With the worldwide application of unlicensed spectrum around 60 GHz, it has become feasible to develop communication systems with data rates in the gigabit/second range. Yet this frequency range poses challenges like high propagation loss, oxygen absorption, high antenna directivity, and limited wall penetration. To overcome these issues, a two-channel, hybrid smart-antenna system operating at the 60-GHz band has been developed by Nuri Celik and Magdy F. Iskander from the University of Hawaii at Manoa with Motorola Labs' Rudy Emrick, Steven J. Franson, and John Holmes.

Research has shown that 60-GHz signals cannot propagate through walls and diffract around objects without significant power losses. Yet such limitations also reduce interference and increase the possibility for frequency reuse.
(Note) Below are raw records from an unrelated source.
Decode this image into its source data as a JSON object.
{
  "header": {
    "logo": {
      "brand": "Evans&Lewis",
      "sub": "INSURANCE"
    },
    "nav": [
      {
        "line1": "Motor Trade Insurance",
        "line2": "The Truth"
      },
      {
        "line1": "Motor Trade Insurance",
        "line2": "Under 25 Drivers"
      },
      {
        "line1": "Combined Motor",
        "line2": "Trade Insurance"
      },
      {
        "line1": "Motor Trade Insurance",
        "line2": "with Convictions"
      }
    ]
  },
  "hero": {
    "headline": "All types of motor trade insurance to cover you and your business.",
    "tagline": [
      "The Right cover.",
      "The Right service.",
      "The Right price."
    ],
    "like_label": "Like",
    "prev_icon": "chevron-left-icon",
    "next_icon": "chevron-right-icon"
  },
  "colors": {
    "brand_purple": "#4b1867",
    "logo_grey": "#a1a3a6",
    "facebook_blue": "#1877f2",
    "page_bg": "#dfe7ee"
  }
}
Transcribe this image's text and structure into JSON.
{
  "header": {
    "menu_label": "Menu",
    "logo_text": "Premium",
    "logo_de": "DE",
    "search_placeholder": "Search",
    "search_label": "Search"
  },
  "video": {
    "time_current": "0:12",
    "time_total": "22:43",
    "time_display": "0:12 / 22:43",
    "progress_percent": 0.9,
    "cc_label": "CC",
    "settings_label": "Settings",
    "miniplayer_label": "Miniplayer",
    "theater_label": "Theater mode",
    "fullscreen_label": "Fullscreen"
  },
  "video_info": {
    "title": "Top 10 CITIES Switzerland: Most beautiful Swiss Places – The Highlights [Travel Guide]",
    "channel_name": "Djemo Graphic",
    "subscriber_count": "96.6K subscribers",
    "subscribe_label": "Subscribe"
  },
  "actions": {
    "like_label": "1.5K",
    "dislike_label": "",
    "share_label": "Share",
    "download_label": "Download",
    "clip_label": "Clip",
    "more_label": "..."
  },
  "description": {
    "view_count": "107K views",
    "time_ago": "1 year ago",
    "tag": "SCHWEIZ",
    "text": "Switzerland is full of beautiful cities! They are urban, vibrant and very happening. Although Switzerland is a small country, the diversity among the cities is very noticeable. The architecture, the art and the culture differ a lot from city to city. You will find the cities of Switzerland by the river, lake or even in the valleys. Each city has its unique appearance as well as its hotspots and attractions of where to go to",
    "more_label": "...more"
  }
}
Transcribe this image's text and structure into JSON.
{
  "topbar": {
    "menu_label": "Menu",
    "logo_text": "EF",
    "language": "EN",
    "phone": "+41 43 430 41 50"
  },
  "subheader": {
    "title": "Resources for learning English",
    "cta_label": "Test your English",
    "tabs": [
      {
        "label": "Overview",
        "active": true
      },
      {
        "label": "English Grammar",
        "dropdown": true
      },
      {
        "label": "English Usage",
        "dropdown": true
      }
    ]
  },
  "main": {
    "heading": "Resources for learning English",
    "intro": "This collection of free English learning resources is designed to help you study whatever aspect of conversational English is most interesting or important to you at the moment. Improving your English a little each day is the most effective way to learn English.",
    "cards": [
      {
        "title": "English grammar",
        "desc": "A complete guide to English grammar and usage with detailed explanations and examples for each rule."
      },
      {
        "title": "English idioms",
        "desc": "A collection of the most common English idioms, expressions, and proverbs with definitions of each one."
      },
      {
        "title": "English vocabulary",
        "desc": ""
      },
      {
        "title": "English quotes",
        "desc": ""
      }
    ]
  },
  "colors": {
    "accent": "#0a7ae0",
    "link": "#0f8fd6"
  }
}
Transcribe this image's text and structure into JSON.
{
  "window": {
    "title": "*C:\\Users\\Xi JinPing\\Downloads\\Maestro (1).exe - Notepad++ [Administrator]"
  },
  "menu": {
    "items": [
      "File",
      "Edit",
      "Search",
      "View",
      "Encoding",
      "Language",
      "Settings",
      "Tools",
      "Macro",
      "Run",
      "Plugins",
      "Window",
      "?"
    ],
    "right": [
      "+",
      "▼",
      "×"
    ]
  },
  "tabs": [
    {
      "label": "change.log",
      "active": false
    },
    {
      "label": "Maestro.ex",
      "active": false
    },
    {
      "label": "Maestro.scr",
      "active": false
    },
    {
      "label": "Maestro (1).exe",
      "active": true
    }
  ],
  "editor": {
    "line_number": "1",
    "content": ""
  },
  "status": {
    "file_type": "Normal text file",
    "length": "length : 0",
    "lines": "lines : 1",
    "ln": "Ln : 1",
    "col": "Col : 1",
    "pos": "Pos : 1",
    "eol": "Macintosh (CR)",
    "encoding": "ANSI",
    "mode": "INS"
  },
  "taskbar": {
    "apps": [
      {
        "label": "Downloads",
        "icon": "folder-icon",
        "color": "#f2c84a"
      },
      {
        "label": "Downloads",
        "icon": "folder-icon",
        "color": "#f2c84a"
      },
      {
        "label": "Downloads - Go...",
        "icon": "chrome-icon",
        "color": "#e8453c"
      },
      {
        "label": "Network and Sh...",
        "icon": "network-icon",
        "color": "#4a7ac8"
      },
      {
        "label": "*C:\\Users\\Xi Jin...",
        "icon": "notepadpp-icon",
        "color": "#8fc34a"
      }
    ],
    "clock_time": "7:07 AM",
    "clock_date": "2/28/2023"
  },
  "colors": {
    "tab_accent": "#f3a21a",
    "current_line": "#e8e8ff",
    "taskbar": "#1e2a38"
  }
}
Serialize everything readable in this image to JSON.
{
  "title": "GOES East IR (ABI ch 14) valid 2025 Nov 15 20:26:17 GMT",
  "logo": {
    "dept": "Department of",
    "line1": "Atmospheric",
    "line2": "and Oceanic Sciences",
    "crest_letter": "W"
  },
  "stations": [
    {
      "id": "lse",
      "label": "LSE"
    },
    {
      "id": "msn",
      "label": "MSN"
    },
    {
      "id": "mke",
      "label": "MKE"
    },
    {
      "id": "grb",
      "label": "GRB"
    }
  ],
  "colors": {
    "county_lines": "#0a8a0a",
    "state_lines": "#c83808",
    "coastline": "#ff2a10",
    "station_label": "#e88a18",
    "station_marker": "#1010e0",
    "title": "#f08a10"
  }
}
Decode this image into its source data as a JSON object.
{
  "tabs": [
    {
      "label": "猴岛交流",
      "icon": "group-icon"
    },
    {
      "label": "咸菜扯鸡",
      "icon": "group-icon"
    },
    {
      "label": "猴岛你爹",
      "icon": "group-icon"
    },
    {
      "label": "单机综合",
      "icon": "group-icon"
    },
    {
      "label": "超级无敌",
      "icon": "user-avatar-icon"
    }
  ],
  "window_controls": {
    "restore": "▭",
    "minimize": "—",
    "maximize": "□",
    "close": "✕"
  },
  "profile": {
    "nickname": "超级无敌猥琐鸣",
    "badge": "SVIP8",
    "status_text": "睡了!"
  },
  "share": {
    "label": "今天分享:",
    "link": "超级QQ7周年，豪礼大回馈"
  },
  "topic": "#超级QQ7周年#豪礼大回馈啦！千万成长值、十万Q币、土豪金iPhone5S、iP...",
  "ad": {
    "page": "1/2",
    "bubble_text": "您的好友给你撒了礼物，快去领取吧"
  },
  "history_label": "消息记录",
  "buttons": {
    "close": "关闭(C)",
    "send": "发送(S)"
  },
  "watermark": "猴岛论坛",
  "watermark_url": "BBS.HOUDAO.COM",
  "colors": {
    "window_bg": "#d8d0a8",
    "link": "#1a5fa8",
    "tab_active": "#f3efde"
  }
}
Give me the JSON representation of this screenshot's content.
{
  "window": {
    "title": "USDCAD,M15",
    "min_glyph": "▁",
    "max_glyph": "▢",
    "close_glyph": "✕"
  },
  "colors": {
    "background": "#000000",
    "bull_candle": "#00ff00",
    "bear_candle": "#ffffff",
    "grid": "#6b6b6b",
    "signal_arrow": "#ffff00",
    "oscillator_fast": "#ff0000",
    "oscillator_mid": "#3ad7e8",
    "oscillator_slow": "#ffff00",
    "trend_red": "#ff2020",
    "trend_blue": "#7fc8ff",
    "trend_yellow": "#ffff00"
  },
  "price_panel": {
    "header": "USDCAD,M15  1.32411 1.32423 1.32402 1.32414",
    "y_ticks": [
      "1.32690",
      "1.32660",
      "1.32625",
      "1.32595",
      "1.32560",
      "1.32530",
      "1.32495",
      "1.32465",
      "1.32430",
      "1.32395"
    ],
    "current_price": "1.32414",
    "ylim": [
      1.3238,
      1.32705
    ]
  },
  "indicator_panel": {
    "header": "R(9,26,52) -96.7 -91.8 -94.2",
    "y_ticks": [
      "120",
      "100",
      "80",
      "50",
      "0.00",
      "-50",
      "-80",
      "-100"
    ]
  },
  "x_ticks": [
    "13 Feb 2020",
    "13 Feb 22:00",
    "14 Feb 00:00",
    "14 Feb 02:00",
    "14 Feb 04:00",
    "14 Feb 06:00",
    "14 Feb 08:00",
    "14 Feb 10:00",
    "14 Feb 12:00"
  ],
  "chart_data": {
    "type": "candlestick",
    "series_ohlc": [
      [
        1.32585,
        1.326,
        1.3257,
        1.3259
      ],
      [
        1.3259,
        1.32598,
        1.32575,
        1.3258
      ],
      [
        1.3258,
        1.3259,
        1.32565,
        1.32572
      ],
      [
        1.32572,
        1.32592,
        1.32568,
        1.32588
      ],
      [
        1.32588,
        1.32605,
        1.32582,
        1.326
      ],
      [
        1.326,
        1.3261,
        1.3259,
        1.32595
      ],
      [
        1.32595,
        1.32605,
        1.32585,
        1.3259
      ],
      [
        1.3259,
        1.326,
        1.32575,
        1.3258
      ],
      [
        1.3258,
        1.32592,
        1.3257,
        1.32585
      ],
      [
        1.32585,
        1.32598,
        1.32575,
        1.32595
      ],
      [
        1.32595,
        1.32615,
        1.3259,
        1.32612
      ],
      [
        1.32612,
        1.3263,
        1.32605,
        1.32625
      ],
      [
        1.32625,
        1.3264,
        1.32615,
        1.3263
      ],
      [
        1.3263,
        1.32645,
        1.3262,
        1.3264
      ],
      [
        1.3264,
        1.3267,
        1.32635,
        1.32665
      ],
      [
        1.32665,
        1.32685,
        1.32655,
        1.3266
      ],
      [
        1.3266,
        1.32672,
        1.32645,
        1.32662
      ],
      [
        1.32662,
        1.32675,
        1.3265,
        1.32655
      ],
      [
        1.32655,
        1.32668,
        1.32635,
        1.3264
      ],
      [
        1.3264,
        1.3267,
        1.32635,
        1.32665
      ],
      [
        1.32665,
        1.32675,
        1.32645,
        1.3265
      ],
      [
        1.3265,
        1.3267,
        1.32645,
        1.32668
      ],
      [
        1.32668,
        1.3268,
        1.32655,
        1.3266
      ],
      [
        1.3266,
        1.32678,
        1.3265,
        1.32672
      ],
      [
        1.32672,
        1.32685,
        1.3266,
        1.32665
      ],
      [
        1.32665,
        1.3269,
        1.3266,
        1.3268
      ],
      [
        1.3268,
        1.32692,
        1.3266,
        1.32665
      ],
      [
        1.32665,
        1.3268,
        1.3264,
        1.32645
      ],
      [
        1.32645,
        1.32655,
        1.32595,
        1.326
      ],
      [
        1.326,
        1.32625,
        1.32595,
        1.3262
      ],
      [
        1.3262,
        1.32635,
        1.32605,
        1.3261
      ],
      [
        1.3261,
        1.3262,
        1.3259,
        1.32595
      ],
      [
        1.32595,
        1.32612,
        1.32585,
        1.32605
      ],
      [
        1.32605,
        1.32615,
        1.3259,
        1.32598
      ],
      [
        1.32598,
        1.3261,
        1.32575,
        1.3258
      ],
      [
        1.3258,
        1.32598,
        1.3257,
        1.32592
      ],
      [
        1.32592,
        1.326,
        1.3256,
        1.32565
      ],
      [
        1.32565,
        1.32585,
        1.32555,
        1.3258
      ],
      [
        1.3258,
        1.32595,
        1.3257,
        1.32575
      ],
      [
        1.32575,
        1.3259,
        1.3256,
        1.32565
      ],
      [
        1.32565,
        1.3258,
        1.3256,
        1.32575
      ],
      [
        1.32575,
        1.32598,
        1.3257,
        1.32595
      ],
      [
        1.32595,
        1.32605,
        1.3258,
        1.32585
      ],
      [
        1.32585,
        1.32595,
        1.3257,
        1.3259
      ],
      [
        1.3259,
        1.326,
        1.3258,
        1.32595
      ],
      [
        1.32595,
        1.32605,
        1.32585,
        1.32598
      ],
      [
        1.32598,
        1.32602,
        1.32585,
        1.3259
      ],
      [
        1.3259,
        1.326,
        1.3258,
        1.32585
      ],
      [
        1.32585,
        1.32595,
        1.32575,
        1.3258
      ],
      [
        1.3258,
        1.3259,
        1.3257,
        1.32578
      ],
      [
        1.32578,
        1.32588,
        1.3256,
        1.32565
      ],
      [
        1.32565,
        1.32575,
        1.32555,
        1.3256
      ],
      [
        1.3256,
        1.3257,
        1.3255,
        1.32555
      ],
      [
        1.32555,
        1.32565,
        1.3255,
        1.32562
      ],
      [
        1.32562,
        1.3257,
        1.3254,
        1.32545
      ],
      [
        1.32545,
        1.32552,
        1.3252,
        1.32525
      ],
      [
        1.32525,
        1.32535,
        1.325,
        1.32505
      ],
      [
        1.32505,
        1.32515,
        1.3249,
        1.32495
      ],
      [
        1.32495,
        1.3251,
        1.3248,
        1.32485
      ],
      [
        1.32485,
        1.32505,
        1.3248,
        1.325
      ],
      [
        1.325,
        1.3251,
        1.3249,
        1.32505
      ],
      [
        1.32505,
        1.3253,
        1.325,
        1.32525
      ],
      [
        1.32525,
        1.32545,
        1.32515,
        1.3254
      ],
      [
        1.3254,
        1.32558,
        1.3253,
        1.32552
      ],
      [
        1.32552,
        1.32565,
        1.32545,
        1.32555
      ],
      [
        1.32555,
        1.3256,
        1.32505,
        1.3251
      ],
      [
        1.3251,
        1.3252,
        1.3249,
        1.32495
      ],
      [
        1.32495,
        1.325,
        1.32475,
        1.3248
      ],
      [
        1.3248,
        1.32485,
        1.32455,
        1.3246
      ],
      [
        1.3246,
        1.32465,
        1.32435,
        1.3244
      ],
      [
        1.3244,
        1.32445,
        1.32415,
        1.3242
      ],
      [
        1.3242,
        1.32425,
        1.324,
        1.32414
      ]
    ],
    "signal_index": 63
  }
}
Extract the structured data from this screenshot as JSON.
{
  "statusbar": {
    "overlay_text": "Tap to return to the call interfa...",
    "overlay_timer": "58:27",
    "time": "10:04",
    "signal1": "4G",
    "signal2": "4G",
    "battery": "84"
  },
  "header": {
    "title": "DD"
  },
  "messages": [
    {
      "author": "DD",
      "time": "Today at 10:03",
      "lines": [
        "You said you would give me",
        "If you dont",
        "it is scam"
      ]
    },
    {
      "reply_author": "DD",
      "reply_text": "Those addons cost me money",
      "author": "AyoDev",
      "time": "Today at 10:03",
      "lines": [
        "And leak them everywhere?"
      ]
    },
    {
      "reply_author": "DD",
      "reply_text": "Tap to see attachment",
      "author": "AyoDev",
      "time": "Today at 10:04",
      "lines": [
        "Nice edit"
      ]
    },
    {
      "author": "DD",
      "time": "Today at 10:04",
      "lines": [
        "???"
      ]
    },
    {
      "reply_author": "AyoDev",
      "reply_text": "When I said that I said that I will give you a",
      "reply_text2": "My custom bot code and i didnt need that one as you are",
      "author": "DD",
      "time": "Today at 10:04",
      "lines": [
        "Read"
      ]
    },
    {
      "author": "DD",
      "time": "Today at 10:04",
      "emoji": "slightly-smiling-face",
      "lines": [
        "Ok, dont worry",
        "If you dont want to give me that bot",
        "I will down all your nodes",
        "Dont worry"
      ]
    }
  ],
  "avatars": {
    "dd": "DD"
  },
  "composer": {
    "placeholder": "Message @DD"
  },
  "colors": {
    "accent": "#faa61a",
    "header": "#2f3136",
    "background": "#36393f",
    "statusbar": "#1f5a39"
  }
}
This solution uses several highly directive antennas and selects the highest-power antenna to overcome high propagation losses and provide antenna diversity to combat human shadowing. This system can detect the angle of arrival (AOA) for the incoming signal and adjust its beam pattern accordingly.

The implemented receiver comprises monolithic-microwave-integrated-circuit (MMIC) elements. By selecting the optimal twist angle to help overlap radiation patterns, the fine alignment of the transmit and receive beams is established through beamforming. See "Implementation and Experimental Verification of a Smart Antenna System Operating at 60-GHz Band," IEEE Transactions On Antennas And Propagation, September 2008, p. 2790.